Tuesday, 6 April 2010


They are so much a part of our lives today that it's sobering, if not frightening, to think that at the time of the last general election in the UK Facebook existed only as a small-scale social network for US college students, YouTube was still being tested ahead of public launch and Twitter hadn't even been invented. 

Welcome to the first UK elections in the social media age.

Much will be made of how the national parties use (or abuse) these modern methods of communication to reach out to the electorate, in particular the many first-time voters, but how social media will be deployed at a local level is going to be even more interesting.

When the worldwide web exploded into mainstream use in the late 1990s the real excitement surrounded its international capabilities. We are so used to it now that it's easy to forget the revolutionary thrill of instantaneous communication with friends, relatives or total strangers across the other side of the globe, the wonder of having news from far-flung continents appear on your desktop and the sheer exhilaration at being able to by a CD in America at half the cost of your High Street record store.

Whilst we may still marvel at the power of the web to make the virtual world a much smaller place, the reality is that we don't live our lives globally - we live, work, shop, relax and socialise in a very defined local area.

And so it came to pass that this worldwide communications tool is being used by a bloke in Worcester Park to blog about things that are happening in his tiny town, and thousands of others are logging on every week to read and comment about what's happening on their own street or at most just a few minutes' walk from their front door. It's not just me - all across London, there are countless other bloggers and citizen journalists tapping into the clear need for ultra-local content on the web.

I was surprised last year at the level of online interest in the Nonsuch Ward by-election. Even though there was just a single Council seat being contested, the comments and visitor stats for the website showed a healthy interest in local politics online.

As the very existence of the Worcester Park Blog shows, there is no shortage of local people going online to air their opinions on what is going in in their neighbourhood - planning issues, transport, the state of the High Street, problems with school places and so on and so forth.

If used properly, blogs, Twitter, Facebook, YouTube and other forms of social media could prove a powerful platform for elected or prospective local Councillors not only to reach out to the electorate but also, and more importantly, to engage and interact with them in ways that no pre-election leafleting could ever hope to do.

Quite how our current and prospective local politicians will take advantage of this remains to be seen - but already when it comes to Worcester Park politics there is a clear digital divide between the 'have nets' and the 'have nots' - witness, for example, the website from Worcester Park's prospective Liberal Democrat Councillor Jason J Hunter and his contact card resplendent with myriad ways of socially networking with him should you be so inclined.
He is, unless I am mistaken, the only Worcester Park council candidate with an online presence you have to look to neighbouring towns (like Carshalton Central's Councillor Paul Scully) for examples of others.

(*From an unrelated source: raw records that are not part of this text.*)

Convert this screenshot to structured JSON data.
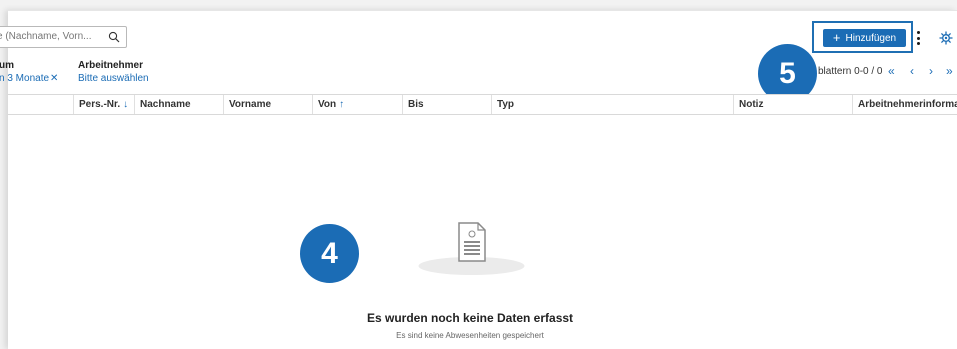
{
  "search": {
    "placeholder": "e (Nachname, Vorn..."
  },
  "filters": {
    "datum": {
      "label": "um",
      "value": "n 3 Monate"
    },
    "arbeitnehmer": {
      "label": "Arbeitnehmer",
      "value": "Bitte auswählen"
    }
  },
  "toolbar": {
    "add_label": "Hinzufügen"
  },
  "pager": {
    "text": "blattern 0-0 / 0",
    "first": "«",
    "prev": "‹",
    "next": "›",
    "last": "»"
  },
  "table": {
    "columns": [
      {
        "label": "Pers.-Nr.",
        "sort": "↓"
      },
      {
        "label": "Nachname",
        "sort": ""
      },
      {
        "label": "Vorname",
        "sort": ""
      },
      {
        "label": "Von",
        "sort": "↑"
      },
      {
        "label": "Bis",
        "sort": ""
      },
      {
        "label": "Typ",
        "sort": ""
      },
      {
        "label": "Notiz",
        "sort": ""
      },
      {
        "label": "Arbeitnehmerinformation",
        "sort": ""
      }
    ]
  },
  "empty": {
    "title": "Es wurden noch keine Daten erfasst",
    "subtitle": "Es sind keine Abwesenheiten gespeichert"
  },
  "badges": {
    "step_add": "5",
    "step_empty": "4"
  },
  "colors": {
    "accent": "#1b6cb5",
    "highlight": "#1f6fb3"
  }
}
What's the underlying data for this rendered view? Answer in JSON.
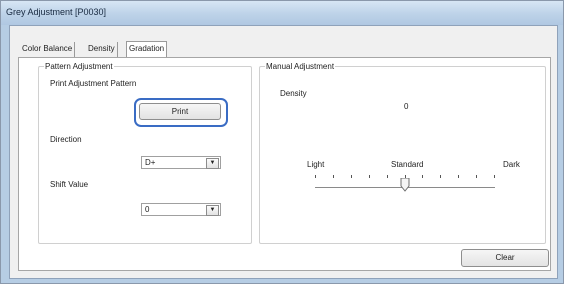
{
  "window": {
    "title": "Grey Adjustment [P0030]"
  },
  "tabs": [
    {
      "label": "Color Balance",
      "active": false
    },
    {
      "label": "Density",
      "active": true
    },
    {
      "label": "Gradation",
      "active": false
    }
  ],
  "pattern": {
    "legend": "Pattern Adjustment",
    "print_label": "Print Adjustment Pattern",
    "print_button": "Print",
    "direction_label": "Direction",
    "direction_value": "D+",
    "shift_label": "Shift Value",
    "shift_value": "0"
  },
  "manual": {
    "legend": "Manual Adjustment",
    "density_label": "Density",
    "density_value": "0",
    "slider_light": "Light",
    "slider_standard": "Standard",
    "slider_dark": "Dark",
    "slider_position": 0.5
  },
  "footer": {
    "clear_button": "Clear"
  },
  "colors": {
    "highlight": "#3a6cc4"
  },
  "icons": {
    "combo_arrow": "chevron-down-icon"
  }
}
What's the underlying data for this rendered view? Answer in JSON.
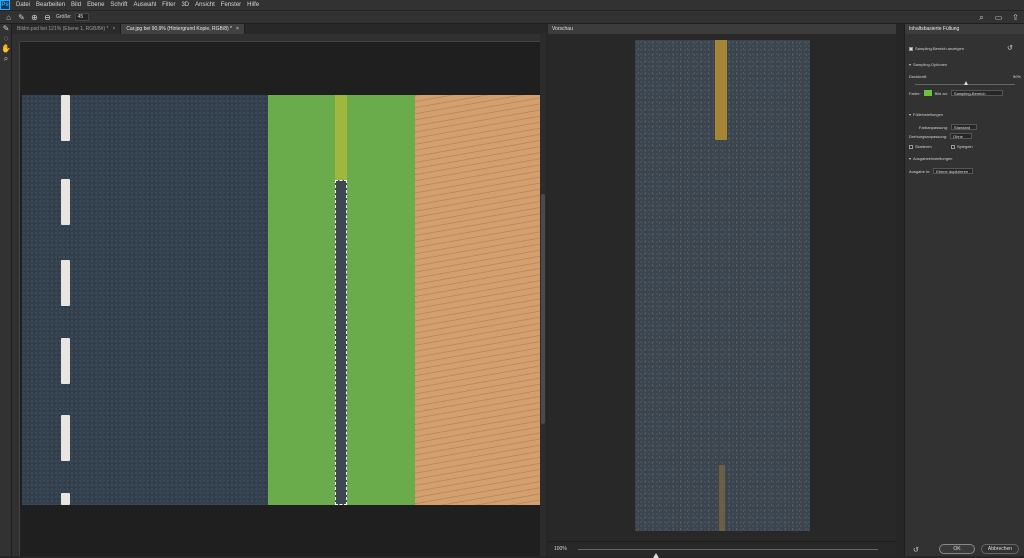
{
  "menubar": {
    "logo": "Ps",
    "items": [
      "Datei",
      "Bearbeiten",
      "Bild",
      "Ebene",
      "Schrift",
      "Auswahl",
      "Filter",
      "3D",
      "Ansicht",
      "Fenster",
      "Hilfe"
    ]
  },
  "options": {
    "size_label": "Größe:",
    "size_value": "45"
  },
  "tabs": [
    {
      "label": "Bildm.psd bei 121% (Ebene 1, RGB/8#) *",
      "active": false
    },
    {
      "label": "Car.jpg bei 90,9% (Hintergrund Kopie, RGB/8) *",
      "active": true
    }
  ],
  "preview": {
    "title": "Vorschau",
    "zoom": "100%",
    "zoom_slider_fraction": 0.26
  },
  "panel": {
    "title": "Inhaltsbasierte Füllung",
    "show_sampling": "Sampling-Bereich anzeigen",
    "section_sampling": "Sampling-Optionen",
    "opacity_label": "Deckkraft:",
    "opacity_value": "50%",
    "color_label": "Farbe:",
    "indicates_label": "Bild an:",
    "indicates_value": "Sampling-Bereich",
    "section_fill": "Fülleinstellungen",
    "color_adapt_label": "Farbanpassung:",
    "color_adapt_value": "Standard",
    "rotation_label": "Drehungsanpassung:",
    "rotation_value": "Ohne",
    "scale_label": "Skalieren",
    "mirror_label": "Spiegeln",
    "section_output": "Ausgabeeinstellungen",
    "output_label": "Ausgabe in:",
    "output_value": "Ebene duplizieren",
    "ok": "OK",
    "cancel": "Abbrechen",
    "swatch_color": "#6bc23c"
  }
}
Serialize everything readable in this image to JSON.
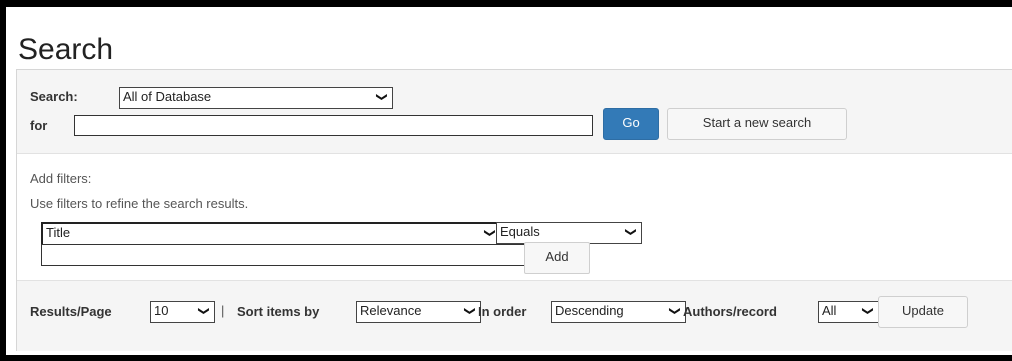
{
  "page": {
    "title": "Search"
  },
  "search": {
    "scope_label": "Search:",
    "scope_value": "All of Database",
    "for_label": "for",
    "query_value": "",
    "go_label": "Go",
    "new_search_label": "Start a new search"
  },
  "filters": {
    "heading": "Add filters:",
    "help": "Use filters to refine the search results.",
    "field_value": "Title",
    "operator_value": "Equals",
    "filter_value": "",
    "add_label": "Add"
  },
  "results": {
    "per_page_label": "Results/Page",
    "per_page_value": "10",
    "separator": "|",
    "sort_label": "Sort items by",
    "sort_value": "Relevance",
    "order_label": "In order",
    "order_value": "Descending",
    "authors_label": "Authors/record",
    "authors_value": "All",
    "update_label": "Update"
  },
  "colors": {
    "primary_button": "#337ab7",
    "panel_bg": "#f5f5f5"
  },
  "icons": {
    "dropdown": "chevron-down-icon"
  }
}
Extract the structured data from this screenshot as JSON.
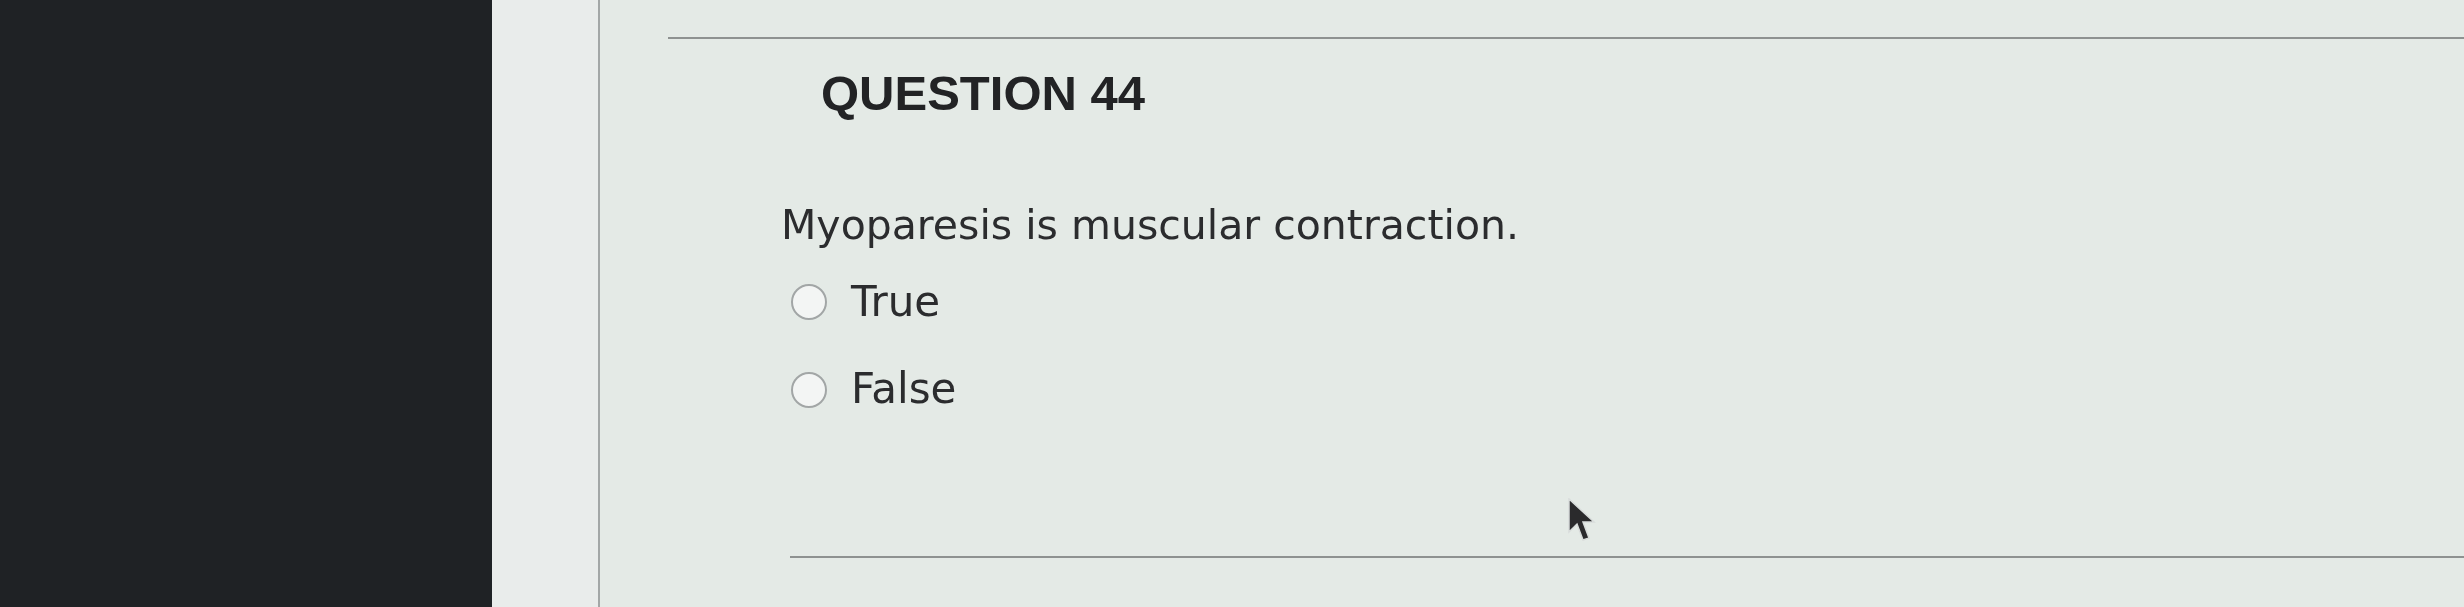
{
  "question": {
    "title": "QUESTION 44",
    "text": "Myoparesis is muscular contraction.",
    "options": [
      {
        "label": "True",
        "selected": false
      },
      {
        "label": "False",
        "selected": false
      }
    ]
  }
}
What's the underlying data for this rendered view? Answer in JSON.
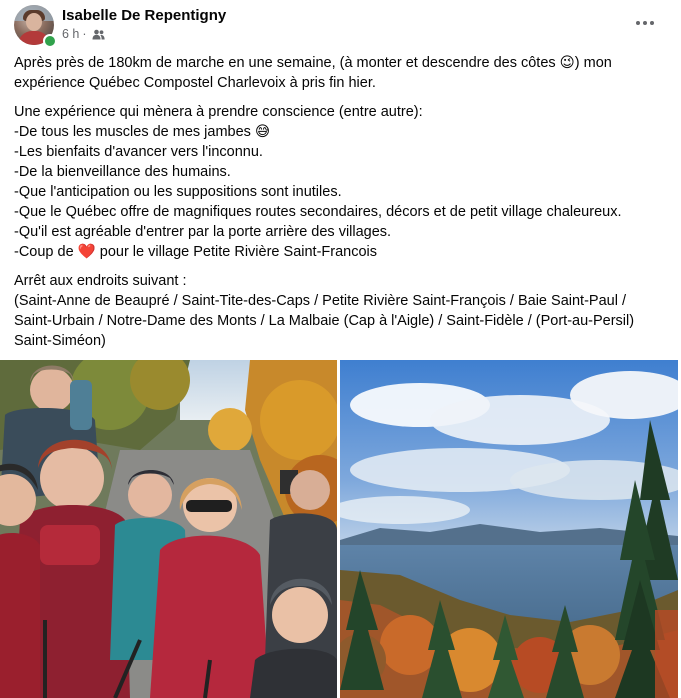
{
  "post": {
    "author": "Isabelle De Repentigny",
    "time": "6 h",
    "separator": "·",
    "paragraphs": [
      {
        "lines": [
          "Après près de 180km de marche en une semaine, (à monter et descendre des côtes 😉) mon",
          "expérience Québec Compostel Charlevoix à pris fin hier."
        ]
      },
      {
        "lines": [
          "Une expérience qui mènera à prendre conscience (entre autre):",
          "-De tous les muscles de mes jambes 😅",
          "-Les bienfaits d'avancer vers l'inconnu.",
          "-De la bienveillance des humains.",
          "-Que l'anticipation ou les suppositions sont inutiles.",
          "-Que le Québec offre de magnifiques routes secondaires, décors et de petit village chaleureux.",
          "-Qu'il est agréable d'entrer par la porte arrière des villages.",
          "-Coup de ❤️ pour le village Petite Rivière Saint-Francois"
        ]
      },
      {
        "lines": [
          "Arrêt aux endroits suivant :",
          "(Saint-Anne de Beaupré / Saint-Tite-des-Caps / Petite Rivière Saint-François / Baie Saint-Paul /",
          "Saint-Urbain / Notre-Dame des Monts / La Malbaie (Cap à l'Aigle) / Saint-Fidèle / (Port-au-Persil)",
          "Saint-Siméon)"
        ]
      }
    ]
  },
  "icons": {
    "avatar": "profile-photo",
    "online": "online-status-dot",
    "audience": "friends-icon",
    "more": "more-options-icon"
  },
  "colors": {
    "secondary_text": "#65676b",
    "online": "#31a24c",
    "text": "#050505"
  }
}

Simply having a social media presence isn't going to be the answer to a local politician's electoral dreams - it has to be used effectively, it has to speak directly to the local electorate, engage with them on a meaningful level and not just be used as yet another platform from which to harangue and already cynical and campaign-weary public.

Full marks to Jason J Hunter for establishing an online presence and for engaging with bloggers like myself and The Brinkster in a bid to promote his campaign and spread the message to the local people. As for whether his website, blog, Facebook and Twitter pages will really strike a chord with the people of Worcester Park I remain unconvinced - mainly because they are filled more with inconsequential snipes at Labour and the Tories rather than meaningful pledges on what he would do for Worcester Park.

Used properly, social media in this election campaign could give our savvy online politicians the edge over those who are yet to take their message online - and with potentially low turn out expected coupled with projected tight margins expected at Council and constituency levels there is real potential for an online presence to make a difference to the electoral outcome.

Used badly, it is a disaster waiting to happen. I await the first electoral electronic gaffe - it's only a matter of time.

When it comes to local politics in KT4 you can of course expect full coverage and comment right here on the Worcester Park Blog.

Let the battle begin!